Data for review Start Marker

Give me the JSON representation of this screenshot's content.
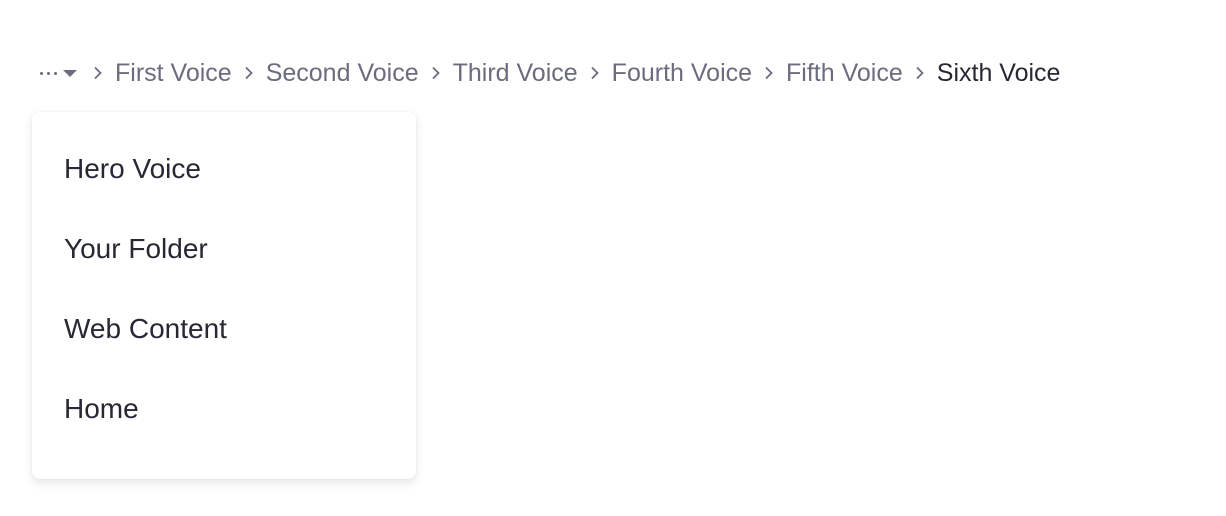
{
  "breadcrumb": {
    "overflow_icon": "ellipsis-icon",
    "caret_icon": "caret-down-icon",
    "separator_icon": "chevron-right-icon",
    "items": [
      {
        "label": "First Voice"
      },
      {
        "label": "Second Voice"
      },
      {
        "label": "Third Voice"
      },
      {
        "label": "Fourth Voice"
      },
      {
        "label": "Fifth Voice"
      },
      {
        "label": "Sixth Voice"
      }
    ]
  },
  "dropdown": {
    "items": [
      {
        "label": "Hero Voice"
      },
      {
        "label": "Your Folder"
      },
      {
        "label": "Web Content"
      },
      {
        "label": "Home"
      }
    ]
  },
  "colors": {
    "link": "#6b6c7e",
    "active": "#272833",
    "background": "#ffffff"
  }
}
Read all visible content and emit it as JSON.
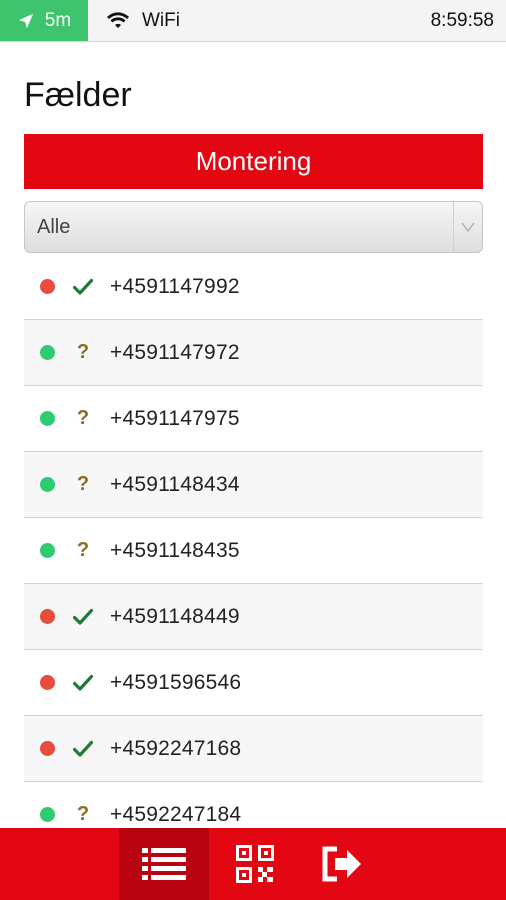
{
  "statusbar": {
    "location_label": "5m",
    "network": "WiFi",
    "time": "8:59:58"
  },
  "page": {
    "title": "Fælder"
  },
  "montering_button": {
    "label": "Montering"
  },
  "filter": {
    "selected": "Alle"
  },
  "colors": {
    "red": "#e30613",
    "green_dot": "#2ecc71",
    "red_dot": "#e74c3c",
    "check": "#1e7b34",
    "question": "#8a6d1d"
  },
  "traps": [
    {
      "number": "+4591147992",
      "dot": "red",
      "mark": "check"
    },
    {
      "number": "+4591147972",
      "dot": "green",
      "mark": "question"
    },
    {
      "number": "+4591147975",
      "dot": "green",
      "mark": "question"
    },
    {
      "number": "+4591148434",
      "dot": "green",
      "mark": "question"
    },
    {
      "number": "+4591148435",
      "dot": "green",
      "mark": "question"
    },
    {
      "number": "+4591148449",
      "dot": "red",
      "mark": "check"
    },
    {
      "number": "+4591596546",
      "dot": "red",
      "mark": "check"
    },
    {
      "number": "+4592247168",
      "dot": "red",
      "mark": "check"
    },
    {
      "number": "+4592247184",
      "dot": "green",
      "mark": "question"
    }
  ],
  "tabs": [
    {
      "name": "list",
      "icon": "list-icon",
      "active": true
    },
    {
      "name": "qr",
      "icon": "qr-code-icon",
      "active": false
    },
    {
      "name": "logout",
      "icon": "logout-icon",
      "active": false
    }
  ]
}
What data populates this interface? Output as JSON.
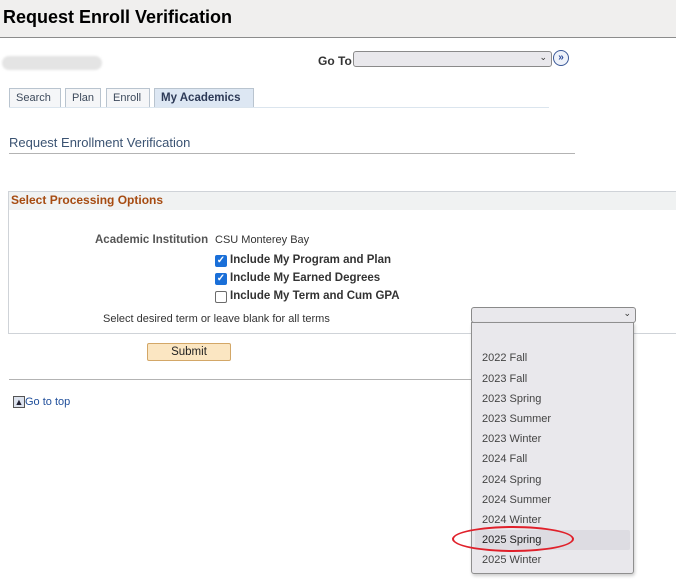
{
  "header": {
    "title": "Request Enroll Verification"
  },
  "goto": {
    "label": "Go To",
    "value": "",
    "go_icon": "double-chevron-right-icon"
  },
  "tabs": [
    {
      "label": "Search",
      "active": false
    },
    {
      "label": "Plan",
      "active": false
    },
    {
      "label": "Enroll",
      "active": false
    },
    {
      "label": "My Academics",
      "active": true
    }
  ],
  "page": {
    "subtitle": "Request Enrollment Verification"
  },
  "group": {
    "title": "Select Processing Options",
    "institution_label": "Academic Institution",
    "institution_value": "CSU Monterey Bay",
    "checkboxes": [
      {
        "label": "Include My Program and Plan",
        "checked": true
      },
      {
        "label": "Include My Earned Degrees",
        "checked": true
      },
      {
        "label": "Include My Term and Cum GPA",
        "checked": false
      }
    ],
    "term_label": "Select desired term or leave blank for all terms",
    "term_value": ""
  },
  "term_options": [
    "",
    "2022 Fall",
    "2023 Fall",
    "2023 Spring",
    "2023 Summer",
    "2023 Winter",
    "2024 Fall",
    "2024 Spring",
    "2024 Summer",
    "2024 Winter",
    "2025 Spring",
    "2025 Winter"
  ],
  "highlighted_option": "2025 Spring",
  "actions": {
    "submit": "Submit",
    "go_to_top": "Go to top"
  },
  "colors": {
    "section_title": "#a64b11",
    "annotation": "#e0202a",
    "link": "#1f4e9a"
  }
}
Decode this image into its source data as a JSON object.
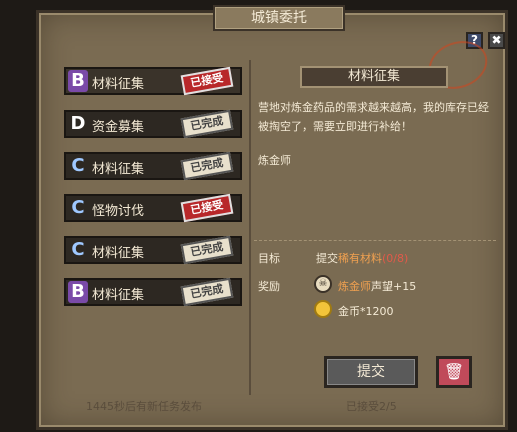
{
  "window": {
    "title": "城镇委托",
    "help_label": "?",
    "close_label": "✖"
  },
  "quests": [
    {
      "grade": "B",
      "name": "材料征集",
      "status": "已接受",
      "status_type": "accepted",
      "selected": true
    },
    {
      "grade": "D",
      "name": "资金募集",
      "status": "已完成",
      "status_type": "done"
    },
    {
      "grade": "C",
      "name": "材料征集",
      "status": "已完成",
      "status_type": "done"
    },
    {
      "grade": "C",
      "name": "怪物讨伐",
      "status": "已接受",
      "status_type": "accepted"
    },
    {
      "grade": "C",
      "name": "材料征集",
      "status": "已完成",
      "status_type": "done"
    },
    {
      "grade": "B",
      "name": "材料征集",
      "status": "已完成",
      "status_type": "done"
    }
  ],
  "detail": {
    "title": "材料征集",
    "description": "营地对炼金药品的需求越来越高，我的库存已经被掏空了，需要立即进行补给！",
    "giver": "炼金师",
    "goal_label": "目标",
    "goal_prefix": "提交",
    "goal_item": "稀有材料",
    "goal_progress": "(0/8)",
    "reward_label": "奖励",
    "reward_rep_name": "炼金师",
    "reward_rep_text": "声望+15",
    "reward_gold": "金币*1200"
  },
  "buttons": {
    "submit": "提交",
    "delete_icon": "trash-icon"
  },
  "footer": {
    "timer": "1445秒后有新任务发布",
    "accepted_count": "已接受2/5"
  }
}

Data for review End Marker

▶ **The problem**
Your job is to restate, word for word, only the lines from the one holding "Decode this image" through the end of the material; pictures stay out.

▶ **Exercise response**
Decode this image into its source data as a JSON object.
{
  "window": {
    "title": "城镇委托",
    "help_label": "?",
    "close_label": "✖"
  },
  "quests": [
    {
      "grade": "B",
      "name": "材料征集",
      "status": "已接受",
      "status_type": "accepted",
      "selected": true
    },
    {
      "grade": "D",
      "name": "资金募集",
      "status": "已完成",
      "status_type": "done"
    },
    {
      "grade": "C",
      "name": "材料征集",
      "status": "已完成",
      "status_type": "done"
    },
    {
      "grade": "C",
      "name": "怪物讨伐",
      "status": "已接受",
      "status_type": "accepted"
    },
    {
      "grade": "C",
      "name": "材料征集",
      "status": "已完成",
      "status_type": "done"
    },
    {
      "grade": "B",
      "name": "材料征集",
      "status": "已完成",
      "status_type": "done"
    }
  ],
  "detail": {
    "title": "材料征集",
    "description": "营地对炼金药品的需求越来越高，我的库存已经被掏空了，需要立即进行补给！",
    "giver": "炼金师",
    "goal_label": "目标",
    "goal_prefix": "提交",
    "goal_item": "稀有材料",
    "goal_progress": "(0/8)",
    "reward_label": "奖励",
    "reward_rep_name": "炼金师",
    "reward_rep_text": "声望+15",
    "reward_gold": "金币*1200"
  },
  "buttons": {
    "submit": "提交",
    "delete_icon": "trash-icon"
  },
  "footer": {
    "timer": "1445秒后有新任务发布",
    "accepted_count": "已接受2/5"
  }
}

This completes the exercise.